OPEN APP
Home / Science / News /  SpaceX successfully test fires Falcon-9 rocket ahead of Dragon cargo launch for NASA

Billionaire Elon Musk aerospace company SpaceX has fired up the rocket ahead of weekend Dragon cargo launch for NASA.

SpaceX conducted a static-fire test of its Falcon 9 rocket at NASA's Kennedy Space Center yesterday.

SpaceX is targeting Saturday, August 28 for Dragon’s launch of its 23rd Commercial Resupply Services (CRS-23) mission. A backup launch opportunity is available on Sunday, the private aerospace company added.

Shortly after the test, SpaceX tweeted that the static fire test was a success and that the company planned to launch on Saturday as scheduled.

“Static fire test complete – targeting Saturday, August 28 at 3:37 a.m. EDT for Falcon 9 launch of Dragon’s 23rd cargo resupply mission to the International Space Station (ISS)," SpaceX wrote a tweet.

Falcon 9’s first stage booster previously supported SpaceX’s Crew-1 and Crew-2 missions, which launched astronauts to the International Space Station, and the launch of SXM-8.

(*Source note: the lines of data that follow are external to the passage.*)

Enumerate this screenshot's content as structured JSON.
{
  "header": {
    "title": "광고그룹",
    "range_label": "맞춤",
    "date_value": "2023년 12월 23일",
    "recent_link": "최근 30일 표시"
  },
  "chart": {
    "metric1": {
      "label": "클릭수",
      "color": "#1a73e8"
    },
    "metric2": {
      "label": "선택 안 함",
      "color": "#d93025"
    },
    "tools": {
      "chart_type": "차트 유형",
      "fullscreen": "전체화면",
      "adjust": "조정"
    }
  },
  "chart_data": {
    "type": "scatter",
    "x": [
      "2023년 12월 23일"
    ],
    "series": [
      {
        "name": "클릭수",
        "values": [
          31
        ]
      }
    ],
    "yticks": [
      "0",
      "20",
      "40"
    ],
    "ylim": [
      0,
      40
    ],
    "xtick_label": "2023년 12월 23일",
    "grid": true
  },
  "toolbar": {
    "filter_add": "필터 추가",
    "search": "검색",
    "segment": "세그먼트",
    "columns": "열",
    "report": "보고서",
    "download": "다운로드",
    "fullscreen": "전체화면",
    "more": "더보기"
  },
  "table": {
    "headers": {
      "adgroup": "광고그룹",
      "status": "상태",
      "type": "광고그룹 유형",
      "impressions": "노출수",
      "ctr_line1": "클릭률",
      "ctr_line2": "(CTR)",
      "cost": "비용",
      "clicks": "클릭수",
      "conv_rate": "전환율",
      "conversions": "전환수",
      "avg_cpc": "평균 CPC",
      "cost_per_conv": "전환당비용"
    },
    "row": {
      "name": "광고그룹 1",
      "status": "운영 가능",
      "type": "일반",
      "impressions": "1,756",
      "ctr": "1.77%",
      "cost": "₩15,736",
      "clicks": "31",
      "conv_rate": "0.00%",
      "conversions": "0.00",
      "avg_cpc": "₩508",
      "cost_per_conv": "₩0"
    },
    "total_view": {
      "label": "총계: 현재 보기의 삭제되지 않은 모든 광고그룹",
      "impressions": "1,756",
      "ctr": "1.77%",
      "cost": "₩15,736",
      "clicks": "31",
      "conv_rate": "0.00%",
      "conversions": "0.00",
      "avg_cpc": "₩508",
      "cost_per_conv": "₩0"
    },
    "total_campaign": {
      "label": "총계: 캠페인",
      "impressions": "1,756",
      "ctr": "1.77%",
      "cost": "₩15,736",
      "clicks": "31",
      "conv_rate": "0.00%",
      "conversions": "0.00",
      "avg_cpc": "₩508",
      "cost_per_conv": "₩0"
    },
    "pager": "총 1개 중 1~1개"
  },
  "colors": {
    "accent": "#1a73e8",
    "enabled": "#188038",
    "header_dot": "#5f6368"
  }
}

The Dragon spacecraft will separate from Falcon 9’s second stage about twelve minutes after liftoff and autonomously dock to the space station on Sunday, August 29, SpaceX added.

The static fire test comes on the heels of a nearly two-month-long launch hiatus at Cape Canaveral. The last SpaceX launch to get off the ground was the Transporter-2 mission on June 30.

Earlier reports emerge that the SpaceX rocket launch might face delay as the company faced liquid oxygen shortages due to Covid-19 pandemic.

SpaceX President and COO Gwynne Shotwell had said that liquid oxygen shortages were making it more difficult to launch rockets - and that people should email her if they have some spare.

Liquid oxygen combined with cryogenic liquid methane, fuels SpaceX's raptor engines, which provide the thrust required for liftoff. It's also required in hospitals to treat patients infected with COVID-19.

However, after the reports of successful test fire on Thursday it seems that SpaceX has solved the problem.

Subscribe to Mint Newsletters
* Enter a valid email
* Thank you for subscribing to our newsletter.
Close
Recommended For You
×
Edit Profile
Get alerts on WhatsApp
Set Preferences My ReadsFeedbackRedeem a Gift CardLogout